Guidance issued by the government has been welcomed by the company developing North Essex garden communities.

The 14-page document, which aims to help councils create bodies for overseeing developments, has been released by the Ministry of Housing Communities and Local Government.

Developers hope this could pave the way for the creation of a north Essex development corporation, responsible for ensuring communities are made with the principles councils have promised.

This comes the same time as campaigners join forces to lobby against North Essex Garden Communities.

Campaign groups Hands Off Wivenhoe, Campaign Against Urban Sprawl in Essex (CAUSE), and Stop Erosion of Rural Communities in Local Essex (SERCLE) have written to councillors asking them to acknowledge proposals have been found unsound by a planning inspector.

Peter Finlay, a spokesman for SERCLE, said: “No amount of spin from the authorities can cover up the fact the Inspector has sent their plans back to the drawing board.

“Not only that but he has recommended they appoint a new and objective consultant to do the work - with an open mind.

“Until it is clear local people will have an influence over the brief and appointment of a new consultant, we will not engage in discussions with NEGC’s PR firm, Grayling.”

However Richard Bayley, managing director of North Essex Garden Communities Ltd, the company set up to develop the proposals, welcomed the new guidelines.

Mr Bayley believes there is a path for councils in North Essex, which enables them to develop plans for a locally led development corporation.

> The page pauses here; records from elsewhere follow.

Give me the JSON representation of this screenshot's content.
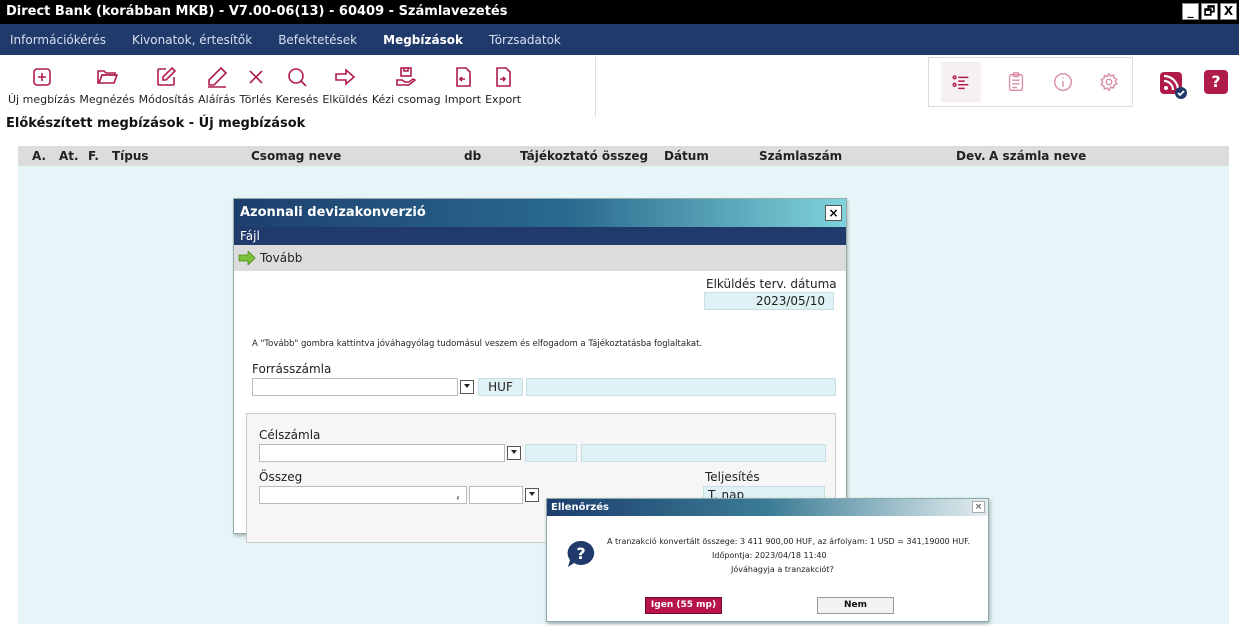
{
  "window": {
    "title": "Direct Bank (korábban MKB) - V7.00-06(13) - 60409 - Számlavezetés",
    "min_label": "_",
    "max_label": "🗗",
    "close_label": "X"
  },
  "menu": [
    "Információkérés",
    "Kivonatok, értesítők",
    "Befektetések",
    "Megbízások",
    "Törzsadatok"
  ],
  "toolbar": {
    "new": "Új megbízás",
    "view": "Megnézés",
    "edit": "Módosítás",
    "sign": "Aláírás",
    "delete": "Törlés",
    "search": "Keresés",
    "send": "Elküldés",
    "manual": "Kézi csomag",
    "import": "Import",
    "export": "Export"
  },
  "help_label": "?",
  "page_title": "Előkészített megbízások - Új megbízások",
  "grid_columns": [
    "A.",
    "At.",
    "F.",
    "Típus",
    "Csomag neve",
    "db",
    "Tájékoztató összeg",
    "Dátum",
    "Számlaszám",
    "Dev.",
    "A számla neve"
  ],
  "dialog": {
    "title": "Azonnali devizakonverzió",
    "close_label": "×",
    "menu": "Fájl",
    "next_button": "Tovább",
    "send_date_label": "Elküldés terv. dátuma",
    "send_date_value": "2023/05/10",
    "notice": "A \"Tovább\" gombra kattintva jóváhagyólag tudomásul veszem és elfogadom a Tájékoztatásba foglaltakat.",
    "source_label": "Forrásszámla",
    "source_currency": "HUF",
    "target_label": "Célszámla",
    "amount_label": "Összeg",
    "amount_decimal": ",",
    "settlement_label": "Teljesítés",
    "settlement_value": "T. nap"
  },
  "confirm": {
    "title": "Ellenőrzés",
    "close_label": "×",
    "line1": "A tranzakció konvertált összege: 3 411 900,00 HUF, az árfolyam: 1 USD = 341,19000 HUF.",
    "line2": "Időpontja: 2023/04/18 11:40",
    "line3": "Jóváhagyja a tranzakciót?",
    "yes_button": "Igen (55 mp)",
    "no_button": "Nem",
    "icon_label": "?"
  }
}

He said: “Of course, councils must consider their next steps following the Planning Inspector’s recent letter.

“However, this doesn’t change the fact that despite being a great place to live, North Essex faces significant challenges. It now costs more than eight times the average salary to buy a home in Colchester or Braintree.

“Doing nothing is not an option.”